### Exercise aim
In the data below, how many lines contain the word "kids"? Answer with the number alone.

Component data from apps and pages
● ● ● ● ●

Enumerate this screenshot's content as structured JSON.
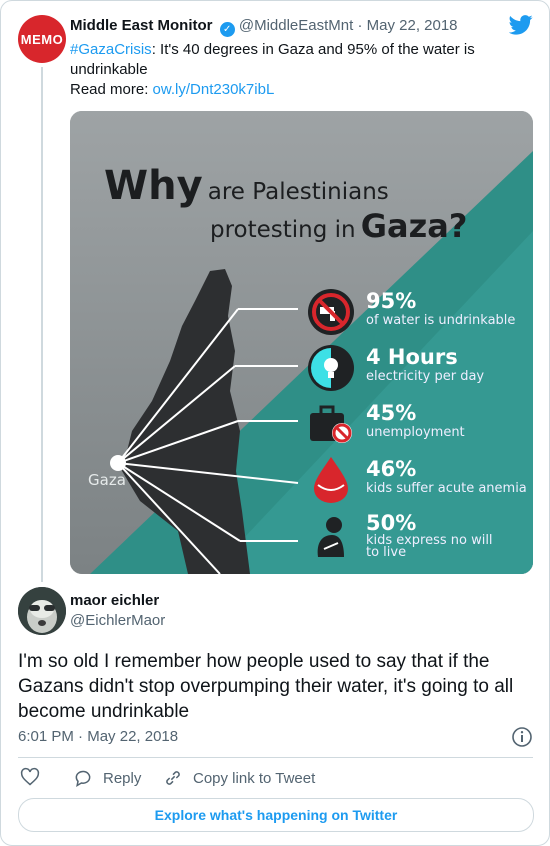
{
  "quoted_tweet": {
    "author_name": "Middle East Monitor",
    "handle": "@MiddleEastMnt",
    "separator": "·",
    "date": "May 22, 2018",
    "avatar_text": "MEMO",
    "hashtag": "#GazaCrisis",
    "text_rest": ": It's 40 degrees in Gaza and 95% of the water is undrinkable",
    "read_more_label": "Read more:",
    "read_more_link": "ow.ly/Dnt230k7ibL"
  },
  "infographic": {
    "title_why": "Why",
    "title_rest_line1": "are Palestinians",
    "title_rest_line2": "protesting in",
    "title_gaza": "Gaza?",
    "location_label": "Gaza",
    "stats": [
      {
        "big": "95%",
        "small": "of water is undrinkable",
        "icon": "no-water-icon"
      },
      {
        "big": "4 Hours",
        "small": "electricity per day",
        "icon": "lightbulb-icon"
      },
      {
        "big": "45%",
        "small": "unemployment",
        "icon": "briefcase-icon"
      },
      {
        "big": "46%",
        "small": "kids suffer acute anemia",
        "icon": "blood-drop-icon"
      },
      {
        "big": "50%",
        "small": "kids express no will to live",
        "small_line1": "kids express no will",
        "small_line2": "to live",
        "icon": "sad-child-icon"
      }
    ]
  },
  "main_tweet": {
    "author_name": "maor eichler",
    "handle": "@EichlerMaor",
    "text": "I'm so old I remember how people used to say that if the Gazans didn't stop overpumping their water, it's going to all become undrinkable",
    "time": "6:01 PM",
    "separator": "·",
    "date": "May 22, 2018"
  },
  "actions": {
    "reply_label": "Reply",
    "copy_link_label": "Copy link to Tweet"
  },
  "explore_label": "Explore what's happening on Twitter",
  "colors": {
    "twitter_blue": "#1d9bf0",
    "memo_red": "#d8262c",
    "teal": "#2f8f87",
    "icon_red": "#d8262c"
  }
}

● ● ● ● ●

### Solution to this exercise
3